4 steps to a stronger immune system
With a nearly constant reminder these days that new and well-known pathogens are all around us and ready to make us sick, it behooves us to stay as healthy as we can. But, what are the best ways to boost our immune system and ward off disease?
Internal Medicine physician Miguel Prieto, MD, who lectures and teaches about the importance of eating a plant-based diet for optimal health, said there are four key components to living a healthy life. They are:
A spiritual practice can be any number of things, said Dr. Prieto. It can be organized religion, meditation, connecting with nature, or simply practicing random acts of kindness. Incorporating a spiritual practice of some kind into your life enables you to deal more effectively with stress and protects against depression, two things that work against our immune system, he said.
“Depression or stress is a strong negative modulator of your immune system,” he said. “It’s about not letting stress control you and making decisions in spite of stress, instead of because of stress.”
When we participate in a spiritual practice, like prayer, meditation or loving kindness, we are filling our minds with positive, loving thoughts and energy, which nurture our immune system, Dr. Prieto said.
“It’s not about emptying your mind, it’s filling it with something you love,” he said. “Meditate on the thing you love.”

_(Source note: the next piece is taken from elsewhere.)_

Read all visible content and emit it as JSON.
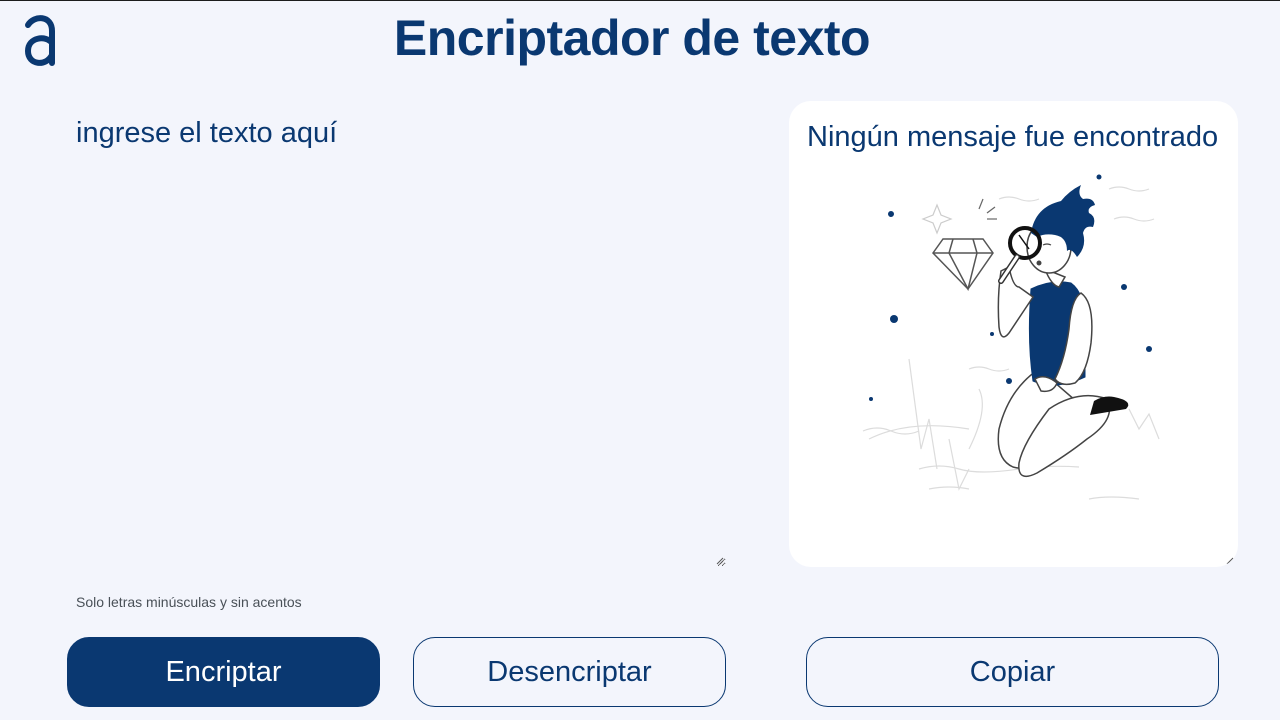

“When you socialize, you release neural chemicals that suppress biochemical pathways that inhibit your own stem cells,” said Dr. Prieto. Stem cells are necessary to rejuvenate and heal the damage done by inflammation and other assaults on our bodies. By staying engaged and active with others, we help our bodies heal and stay healthy, he said.
“This is not about feel good, touchy feely stuff. This is scientifically proven.”
Regular exercise of some kind, whether it is formal practice of some kind or simply getting out and walking, again enhances your immune system so that your body can effectively recognize and remove invading pathogens, said Dr. Prieto.
Finally, and most importantly, the best way to promote good health is to eat a whole food, preferably plant-based, diet, Dr. Prieto said. He has lectured and taught cooking classes on plant-based diets and has studied its effect on overall health.
“There are a multitude of studies showing that whole food, plant-based diets certainly reverse inflammation and have the potential to reverse the damage that has already taken place,” he said.
When someone has a lot of inflammation in their body, it is usually associated with insulin peaks, which affects cells and promotes changes in their DNA, he said. These changes tend to suppress the protective genes that fight cancer.
A plant-based diet protects against inflammation and helps your body resist and repair cell damage, he said.
Dr. Prieto pointed to another promising area of research, which shows the effectiveness of calorie reduction, fasting and intermittent fasting on our immune system. Researchers at the Osher Center for Integrative Medicine at the University of California San Francisco have demonstrated that reducing calories, fasting or practicing intermittent fasting allows your immune system to better repair cell damage.
“Scientific studies show that calorie reduction significantly lengthens your lifespan,” Dr. Prieto said.
He cited studies done at the Osher Center on mice who had lung cancer that showed that a combination of chemotherapy and fasting for two or three days prior to chemotherapy showed markedly better results in cancer-free survival after treatment. The chemotherapy side effects were also greatly reduced when fasting took place, he said. The results were equally as promising on mice with breast cancer, he said.
“Besides not getting as many side effects (from the chemo), the efficacy went through the roof,” he said.
Fasting, which is abstaining from eating, drinking only water, coffee or tea, for a period of time (typically one day or more), usually results in weight loss, Dr. Prieto said. Those who are concerned about weight loss can try intermittent fasting on a daily basis by concentrating their caloric intake into about 8 hours each day. Since your body does much of the repair of cell damage while you are asleep, you should end your caloric intake four hours before bed each day, he said.
The Osher Center website gives these suggestions for boosting your immune system and, specifically, protecting against cancer:
- In general, follow an anti-inflammatory diet with lots of colorful fruits, vegetables, beans, lentils, herbs and spices.
- Low to moderate carbohydrate intake with low glycemic starches
- Healthy fats at every meal, including good sources of Omega-3s
- Moderate protein intake of 3-4 ounces per meal from a combination of animal and plant proteins
- Lengthen the time between dinner and breakfast to allow for a longer overnight fast, with the goal of 13 or more hours, for example dinner by 6:00 pm and breakfast after 7:00 am.
- Short-term water fasts of 1-3 days to possibly help re-generate the immune system and increase cellular protection against oxidative stress. Working with a healthcare provider, you can determine how often it may be appropriate for you to engage in a fast.
By incorporating some or all of these practices into your daily, you will enhance your quality of life, Dr. Prieto said. “Your body just functions better. You feel better. You’re able to do the things you enjoy much longer.”